◆ Exercise directions
Return the records that follow, unchanged and complete.

◆ Given records

'''

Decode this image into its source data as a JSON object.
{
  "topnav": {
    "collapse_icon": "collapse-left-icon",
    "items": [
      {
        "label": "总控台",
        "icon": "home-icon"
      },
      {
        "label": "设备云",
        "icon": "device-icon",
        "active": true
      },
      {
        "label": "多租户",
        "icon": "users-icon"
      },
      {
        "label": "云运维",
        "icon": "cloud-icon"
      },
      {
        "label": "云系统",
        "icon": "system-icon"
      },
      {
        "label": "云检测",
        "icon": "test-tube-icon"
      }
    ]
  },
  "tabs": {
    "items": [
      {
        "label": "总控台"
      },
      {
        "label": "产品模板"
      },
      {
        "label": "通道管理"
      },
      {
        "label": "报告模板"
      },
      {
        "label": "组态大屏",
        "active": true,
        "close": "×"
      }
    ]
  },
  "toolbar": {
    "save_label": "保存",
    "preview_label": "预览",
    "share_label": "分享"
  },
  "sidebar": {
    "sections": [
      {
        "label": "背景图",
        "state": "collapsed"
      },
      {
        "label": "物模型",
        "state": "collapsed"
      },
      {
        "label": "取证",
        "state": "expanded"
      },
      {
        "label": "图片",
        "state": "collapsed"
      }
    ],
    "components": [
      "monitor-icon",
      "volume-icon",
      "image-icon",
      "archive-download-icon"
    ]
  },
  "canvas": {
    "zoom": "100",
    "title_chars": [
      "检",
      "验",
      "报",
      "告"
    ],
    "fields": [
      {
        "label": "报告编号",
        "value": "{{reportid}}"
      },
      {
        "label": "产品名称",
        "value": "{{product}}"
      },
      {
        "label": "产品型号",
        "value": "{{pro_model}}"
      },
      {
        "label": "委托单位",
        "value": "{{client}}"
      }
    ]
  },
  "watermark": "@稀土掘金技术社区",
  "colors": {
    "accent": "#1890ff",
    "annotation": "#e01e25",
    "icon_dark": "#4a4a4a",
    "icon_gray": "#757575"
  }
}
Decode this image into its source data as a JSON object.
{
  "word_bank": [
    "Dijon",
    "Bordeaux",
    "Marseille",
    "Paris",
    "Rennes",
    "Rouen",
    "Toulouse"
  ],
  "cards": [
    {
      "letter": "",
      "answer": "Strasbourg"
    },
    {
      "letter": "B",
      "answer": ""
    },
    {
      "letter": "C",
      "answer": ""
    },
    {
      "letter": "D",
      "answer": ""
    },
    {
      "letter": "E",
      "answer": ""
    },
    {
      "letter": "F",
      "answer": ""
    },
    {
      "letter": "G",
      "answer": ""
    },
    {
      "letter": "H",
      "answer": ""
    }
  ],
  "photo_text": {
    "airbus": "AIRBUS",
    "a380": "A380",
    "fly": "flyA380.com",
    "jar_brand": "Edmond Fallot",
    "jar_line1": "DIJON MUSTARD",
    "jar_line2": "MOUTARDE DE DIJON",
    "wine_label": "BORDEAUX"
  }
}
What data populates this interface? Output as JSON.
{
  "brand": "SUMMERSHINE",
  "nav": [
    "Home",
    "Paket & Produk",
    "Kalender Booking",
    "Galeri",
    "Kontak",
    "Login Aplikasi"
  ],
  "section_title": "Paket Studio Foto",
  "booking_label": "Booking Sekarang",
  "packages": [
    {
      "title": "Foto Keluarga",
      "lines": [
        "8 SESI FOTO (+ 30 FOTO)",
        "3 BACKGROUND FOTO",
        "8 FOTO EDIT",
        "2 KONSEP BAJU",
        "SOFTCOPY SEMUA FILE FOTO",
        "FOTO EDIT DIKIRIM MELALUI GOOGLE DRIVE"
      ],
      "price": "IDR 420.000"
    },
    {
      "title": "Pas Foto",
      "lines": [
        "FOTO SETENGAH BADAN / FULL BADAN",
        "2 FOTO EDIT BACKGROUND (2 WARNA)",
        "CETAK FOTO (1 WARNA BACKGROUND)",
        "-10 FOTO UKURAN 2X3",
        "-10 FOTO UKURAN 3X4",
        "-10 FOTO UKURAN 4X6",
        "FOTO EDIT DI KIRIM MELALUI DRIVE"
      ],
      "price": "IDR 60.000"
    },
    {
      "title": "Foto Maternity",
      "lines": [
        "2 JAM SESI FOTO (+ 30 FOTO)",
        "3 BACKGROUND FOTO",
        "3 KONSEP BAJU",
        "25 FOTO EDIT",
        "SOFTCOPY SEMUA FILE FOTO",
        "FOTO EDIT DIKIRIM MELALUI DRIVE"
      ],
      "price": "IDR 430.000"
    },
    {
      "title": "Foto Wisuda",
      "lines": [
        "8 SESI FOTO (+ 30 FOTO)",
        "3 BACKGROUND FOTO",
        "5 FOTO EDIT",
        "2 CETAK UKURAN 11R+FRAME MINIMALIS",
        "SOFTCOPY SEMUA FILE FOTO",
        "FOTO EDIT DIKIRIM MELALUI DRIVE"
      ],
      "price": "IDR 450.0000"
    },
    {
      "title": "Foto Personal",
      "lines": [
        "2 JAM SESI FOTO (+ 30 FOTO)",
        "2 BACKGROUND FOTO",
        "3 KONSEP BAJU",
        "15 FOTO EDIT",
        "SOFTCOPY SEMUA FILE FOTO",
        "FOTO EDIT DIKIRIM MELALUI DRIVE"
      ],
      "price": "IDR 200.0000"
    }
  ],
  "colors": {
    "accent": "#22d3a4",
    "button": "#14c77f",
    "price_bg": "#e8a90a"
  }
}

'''

◆ Written reply
Decode this image into its source data as a JSON object.
{
  "topnav": {
    "collapse_icon": "collapse-left-icon",
    "items": [
      {
        "label": "总控台",
        "icon": "home-icon"
      },
      {
        "label": "设备云",
        "icon": "device-icon",
        "active": true
      },
      {
        "label": "多租户",
        "icon": "users-icon"
      },
      {
        "label": "云运维",
        "icon": "cloud-icon"
      },
      {
        "label": "云系统",
        "icon": "system-icon"
      },
      {
        "label": "云检测",
        "icon": "test-tube-icon"
      }
    ]
  },
  "tabs": {
    "items": [
      {
        "label": "总控台"
      },
      {
        "label": "产品模板"
      },
      {
        "label": "通道管理"
      },
      {
        "label": "报告模板"
      },
      {
        "label": "组态大屏",
        "active": true,
        "close": "×"
      }
    ]
  },
  "toolbar": {
    "save_label": "保存",
    "preview_label": "预览",
    "share_label": "分享"
  },
  "sidebar": {
    "sections": [
      {
        "label": "背景图",
        "state": "collapsed"
      },
      {
        "label": "物模型",
        "state": "collapsed"
      },
      {
        "label": "取证",
        "state": "expanded"
      },
      {
        "label": "图片",
        "state": "collapsed"
      }
    ],
    "components": [
      "monitor-icon",
      "volume-icon",
      "image-icon",
      "archive-download-icon"
    ]
  },
  "canvas": {
    "zoom": "100",
    "title_chars": [
      "检",
      "验",
      "报",
      "告"
    ],
    "fields": [
      {
        "label": "报告编号",
        "value": "{{reportid}}"
      },
      {
        "label": "产品名称",
        "value": "{{product}}"
      },
      {
        "label": "产品型号",
        "value": "{{pro_model}}"
      },
      {
        "label": "委托单位",
        "value": "{{client}}"
      }
    ]
  },
  "watermark": "@稀土掘金技术社区",
  "colors": {
    "accent": "#1890ff",
    "annotation": "#e01e25",
    "icon_dark": "#4a4a4a",
    "icon_gray": "#757575"
  }
}
Decode this image into its source data as a JSON object.
{
  "word_bank": [
    "Dijon",
    "Bordeaux",
    "Marseille",
    "Paris",
    "Rennes",
    "Rouen",
    "Toulouse"
  ],
  "cards": [
    {
      "letter": "",
      "answer": "Strasbourg"
    },
    {
      "letter": "B",
      "answer": ""
    },
    {
      "letter": "C",
      "answer": ""
    },
    {
      "letter": "D",
      "answer": ""
    },
    {
      "letter": "E",
      "answer": ""
    },
    {
      "letter": "F",
      "answer": ""
    },
    {
      "letter": "G",
      "answer": ""
    },
    {
      "letter": "H",
      "answer": ""
    }
  ],
  "photo_text": {
    "airbus": "AIRBUS",
    "a380": "A380",
    "fly": "flyA380.com",
    "jar_brand": "Edmond Fallot",
    "jar_line1": "DIJON MUSTARD",
    "jar_line2": "MOUTARDE DE DIJON",
    "wine_label": "BORDEAUX"
  }
}
What data populates this interface? Output as JSON.
{
  "brand": "SUMMERSHINE",
  "nav": [
    "Home",
    "Paket & Produk",
    "Kalender Booking",
    "Galeri",
    "Kontak",
    "Login Aplikasi"
  ],
  "section_title": "Paket Studio Foto",
  "booking_label": "Booking Sekarang",
  "packages": [
    {
      "title": "Foto Keluarga",
      "lines": [
        "8 SESI FOTO (+ 30 FOTO)",
        "3 BACKGROUND FOTO",
        "8 FOTO EDIT",
        "2 KONSEP BAJU",
        "SOFTCOPY SEMUA FILE FOTO",
        "FOTO EDIT DIKIRIM MELALUI GOOGLE DRIVE"
      ],
      "price": "IDR 420.000"
    },
    {
      "title": "Pas Foto",
      "lines": [
        "FOTO SETENGAH BADAN / FULL BADAN",
        "2 FOTO EDIT BACKGROUND (2 WARNA)",
        "CETAK FOTO (1 WARNA BACKGROUND)",
        "-10 FOTO UKURAN 2X3",
        "-10 FOTO UKURAN 3X4",
        "-10 FOTO UKURAN 4X6",
        "FOTO EDIT DI KIRIM MELALUI DRIVE"
      ],
      "price": "IDR 60.000"
    },
    {
      "title": "Foto Maternity",
      "lines": [
        "2 JAM SESI FOTO (+ 30 FOTO)",
        "3 BACKGROUND FOTO",
        "3 KONSEP BAJU",
        "25 FOTO EDIT",
        "SOFTCOPY SEMUA FILE FOTO",
        "FOTO EDIT DIKIRIM MELALUI DRIVE"
      ],
      "price": "IDR 430.000"
    },
    {
      "title": "Foto Wisuda",
      "lines": [
        "8 SESI FOTO (+ 30 FOTO)",
        "3 BACKGROUND FOTO",
        "5 FOTO EDIT",
        "2 CETAK UKURAN 11R+FRAME MINIMALIS",
        "SOFTCOPY SEMUA FILE FOTO",
        "FOTO EDIT DIKIRIM MELALUI DRIVE"
      ],
      "price": "IDR 450.0000"
    },
    {
      "title": "Foto Personal",
      "lines": [
        "2 JAM SESI FOTO (+ 30 FOTO)",
        "2 BACKGROUND FOTO",
        "3 KONSEP BAJU",
        "15 FOTO EDIT",
        "SOFTCOPY SEMUA FILE FOTO",
        "FOTO EDIT DIKIRIM MELALUI DRIVE"
      ],
      "price": "IDR 200.0000"
    }
  ],
  "colors": {
    "accent": "#22d3a4",
    "button": "#14c77f",
    "price_bg": "#e8a90a"
  }
}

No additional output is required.